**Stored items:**
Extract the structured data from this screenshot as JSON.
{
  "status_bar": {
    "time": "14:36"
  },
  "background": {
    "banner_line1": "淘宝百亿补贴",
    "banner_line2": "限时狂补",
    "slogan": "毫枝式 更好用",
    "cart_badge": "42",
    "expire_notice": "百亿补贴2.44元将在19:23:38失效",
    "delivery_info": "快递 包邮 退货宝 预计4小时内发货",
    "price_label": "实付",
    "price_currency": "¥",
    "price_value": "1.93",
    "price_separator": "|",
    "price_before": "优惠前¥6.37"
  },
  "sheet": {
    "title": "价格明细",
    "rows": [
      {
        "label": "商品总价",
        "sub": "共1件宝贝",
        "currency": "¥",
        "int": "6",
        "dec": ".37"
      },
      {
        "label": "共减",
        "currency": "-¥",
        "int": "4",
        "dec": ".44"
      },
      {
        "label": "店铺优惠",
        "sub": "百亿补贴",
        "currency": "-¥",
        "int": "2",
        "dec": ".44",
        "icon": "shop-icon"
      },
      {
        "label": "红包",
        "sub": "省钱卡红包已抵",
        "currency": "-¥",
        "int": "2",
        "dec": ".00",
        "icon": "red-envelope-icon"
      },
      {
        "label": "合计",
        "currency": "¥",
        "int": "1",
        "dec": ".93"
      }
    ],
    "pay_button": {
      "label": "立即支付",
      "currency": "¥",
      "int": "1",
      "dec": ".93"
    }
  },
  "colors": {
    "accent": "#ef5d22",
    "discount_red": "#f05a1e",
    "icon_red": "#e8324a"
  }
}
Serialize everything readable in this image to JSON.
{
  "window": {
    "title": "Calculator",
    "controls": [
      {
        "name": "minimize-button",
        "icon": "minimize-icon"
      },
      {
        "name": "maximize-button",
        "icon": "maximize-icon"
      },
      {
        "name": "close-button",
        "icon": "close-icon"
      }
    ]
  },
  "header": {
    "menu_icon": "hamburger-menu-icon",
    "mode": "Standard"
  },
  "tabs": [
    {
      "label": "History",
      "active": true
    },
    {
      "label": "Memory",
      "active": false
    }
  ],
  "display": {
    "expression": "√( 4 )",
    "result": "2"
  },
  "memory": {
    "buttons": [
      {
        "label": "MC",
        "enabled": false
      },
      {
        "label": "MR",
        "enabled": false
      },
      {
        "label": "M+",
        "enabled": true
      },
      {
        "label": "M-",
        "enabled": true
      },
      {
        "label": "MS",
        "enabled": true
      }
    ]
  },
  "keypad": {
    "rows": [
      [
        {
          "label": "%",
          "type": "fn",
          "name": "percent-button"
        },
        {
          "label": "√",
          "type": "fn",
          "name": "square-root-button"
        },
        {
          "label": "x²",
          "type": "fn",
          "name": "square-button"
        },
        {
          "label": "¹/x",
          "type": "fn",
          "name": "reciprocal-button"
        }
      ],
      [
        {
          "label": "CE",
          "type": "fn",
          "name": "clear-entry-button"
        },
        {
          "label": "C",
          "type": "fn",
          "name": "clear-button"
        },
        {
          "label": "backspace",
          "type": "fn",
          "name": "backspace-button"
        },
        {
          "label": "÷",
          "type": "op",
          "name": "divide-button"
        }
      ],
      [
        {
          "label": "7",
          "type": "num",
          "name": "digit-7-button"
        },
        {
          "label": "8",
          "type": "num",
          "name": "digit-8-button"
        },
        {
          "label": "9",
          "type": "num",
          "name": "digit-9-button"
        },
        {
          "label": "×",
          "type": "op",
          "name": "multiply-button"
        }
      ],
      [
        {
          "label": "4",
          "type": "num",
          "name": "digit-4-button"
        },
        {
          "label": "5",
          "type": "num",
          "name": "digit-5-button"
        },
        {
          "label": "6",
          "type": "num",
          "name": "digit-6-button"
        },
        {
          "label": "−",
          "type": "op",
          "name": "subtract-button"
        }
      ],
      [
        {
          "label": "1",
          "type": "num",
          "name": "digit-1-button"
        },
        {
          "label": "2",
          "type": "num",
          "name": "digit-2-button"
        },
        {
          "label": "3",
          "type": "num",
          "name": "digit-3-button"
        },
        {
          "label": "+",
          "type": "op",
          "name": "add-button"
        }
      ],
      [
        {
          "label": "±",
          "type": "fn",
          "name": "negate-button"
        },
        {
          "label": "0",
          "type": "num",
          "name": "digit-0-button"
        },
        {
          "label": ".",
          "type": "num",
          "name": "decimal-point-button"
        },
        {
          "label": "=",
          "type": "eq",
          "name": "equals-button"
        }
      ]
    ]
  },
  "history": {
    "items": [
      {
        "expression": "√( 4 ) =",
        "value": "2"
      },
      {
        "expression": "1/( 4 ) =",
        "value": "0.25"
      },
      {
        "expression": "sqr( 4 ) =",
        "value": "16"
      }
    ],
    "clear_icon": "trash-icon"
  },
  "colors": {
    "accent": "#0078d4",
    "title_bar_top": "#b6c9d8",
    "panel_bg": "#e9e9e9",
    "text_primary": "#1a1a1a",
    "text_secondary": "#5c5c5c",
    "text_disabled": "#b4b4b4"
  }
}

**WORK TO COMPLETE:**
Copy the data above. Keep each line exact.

**REPLY:**
Extract the structured data from this screenshot as JSON.
{
  "status_bar": {
    "time": "14:36"
  },
  "background": {
    "banner_line1": "淘宝百亿补贴",
    "banner_line2": "限时狂补",
    "slogan": "毫枝式 更好用",
    "cart_badge": "42",
    "expire_notice": "百亿补贴2.44元将在19:23:38失效",
    "delivery_info": "快递 包邮 退货宝 预计4小时内发货",
    "price_label": "实付",
    "price_currency": "¥",
    "price_value": "1.93",
    "price_separator": "|",
    "price_before": "优惠前¥6.37"
  },
  "sheet": {
    "title": "价格明细",
    "rows": [
      {
        "label": "商品总价",
        "sub": "共1件宝贝",
        "currency": "¥",
        "int": "6",
        "dec": ".37"
      },
      {
        "label": "共减",
        "currency": "-¥",
        "int": "4",
        "dec": ".44"
      },
      {
        "label": "店铺优惠",
        "sub": "百亿补贴",
        "currency": "-¥",
        "int": "2",
        "dec": ".44",
        "icon": "shop-icon"
      },
      {
        "label": "红包",
        "sub": "省钱卡红包已抵",
        "currency": "-¥",
        "int": "2",
        "dec": ".00",
        "icon": "red-envelope-icon"
      },
      {
        "label": "合计",
        "currency": "¥",
        "int": "1",
        "dec": ".93"
      }
    ],
    "pay_button": {
      "label": "立即支付",
      "currency": "¥",
      "int": "1",
      "dec": ".93"
    }
  },
  "colors": {
    "accent": "#ef5d22",
    "discount_red": "#f05a1e",
    "icon_red": "#e8324a"
  }
}
Serialize everything readable in this image to JSON.
{
  "window": {
    "title": "Calculator",
    "controls": [
      {
        "name": "minimize-button",
        "icon": "minimize-icon"
      },
      {
        "name": "maximize-button",
        "icon": "maximize-icon"
      },
      {
        "name": "close-button",
        "icon": "close-icon"
      }
    ]
  },
  "header": {
    "menu_icon": "hamburger-menu-icon",
    "mode": "Standard"
  },
  "tabs": [
    {
      "label": "History",
      "active": true
    },
    {
      "label": "Memory",
      "active": false
    }
  ],
  "display": {
    "expression": "√( 4 )",
    "result": "2"
  },
  "memory": {
    "buttons": [
      {
        "label": "MC",
        "enabled": false
      },
      {
        "label": "MR",
        "enabled": false
      },
      {
        "label": "M+",
        "enabled": true
      },
      {
        "label": "M-",
        "enabled": true
      },
      {
        "label": "MS",
        "enabled": true
      }
    ]
  },
  "keypad": {
    "rows": [
      [
        {
          "label": "%",
          "type": "fn",
          "name": "percent-button"
        },
        {
          "label": "√",
          "type": "fn",
          "name": "square-root-button"
        },
        {
          "label": "x²",
          "type": "fn",
          "name": "square-button"
        },
        {
          "label": "¹/x",
          "type": "fn",
          "name": "reciprocal-button"
        }
      ],
      [
        {
          "label": "CE",
          "type": "fn",
          "name": "clear-entry-button"
        },
        {
          "label": "C",
          "type": "fn",
          "name": "clear-button"
        },
        {
          "label": "backspace",
          "type": "fn",
          "name": "backspace-button"
        },
        {
          "label": "÷",
          "type": "op",
          "name": "divide-button"
        }
      ],
      [
        {
          "label": "7",
          "type": "num",
          "name": "digit-7-button"
        },
        {
          "label": "8",
          "type": "num",
          "name": "digit-8-button"
        },
        {
          "label": "9",
          "type": "num",
          "name": "digit-9-button"
        },
        {
          "label": "×",
          "type": "op",
          "name": "multiply-button"
        }
      ],
      [
        {
          "label": "4",
          "type": "num",
          "name": "digit-4-button"
        },
        {
          "label": "5",
          "type": "num",
          "name": "digit-5-button"
        },
        {
          "label": "6",
          "type": "num",
          "name": "digit-6-button"
        },
        {
          "label": "−",
          "type": "op",
          "name": "subtract-button"
        }
      ],
      [
        {
          "label": "1",
          "type": "num",
          "name": "digit-1-button"
        },
        {
          "label": "2",
          "type": "num",
          "name": "digit-2-button"
        },
        {
          "label": "3",
          "type": "num",
          "name": "digit-3-button"
        },
        {
          "label": "+",
          "type": "op",
          "name": "add-button"
        }
      ],
      [
        {
          "label": "±",
          "type": "fn",
          "name": "negate-button"
        },
        {
          "label": "0",
          "type": "num",
          "name": "digit-0-button"
        },
        {
          "label": ".",
          "type": "num",
          "name": "decimal-point-button"
        },
        {
          "label": "=",
          "type": "eq",
          "name": "equals-button"
        }
      ]
    ]
  },
  "history": {
    "items": [
      {
        "expression": "√( 4 ) =",
        "value": "2"
      },
      {
        "expression": "1/( 4 ) =",
        "value": "0.25"
      },
      {
        "expression": "sqr( 4 ) =",
        "value": "16"
      }
    ],
    "clear_icon": "trash-icon"
  },
  "colors": {
    "accent": "#0078d4",
    "title_bar_top": "#b6c9d8",
    "panel_bg": "#e9e9e9",
    "text_primary": "#1a1a1a",
    "text_secondary": "#5c5c5c",
    "text_disabled": "#b4b4b4"
  }
}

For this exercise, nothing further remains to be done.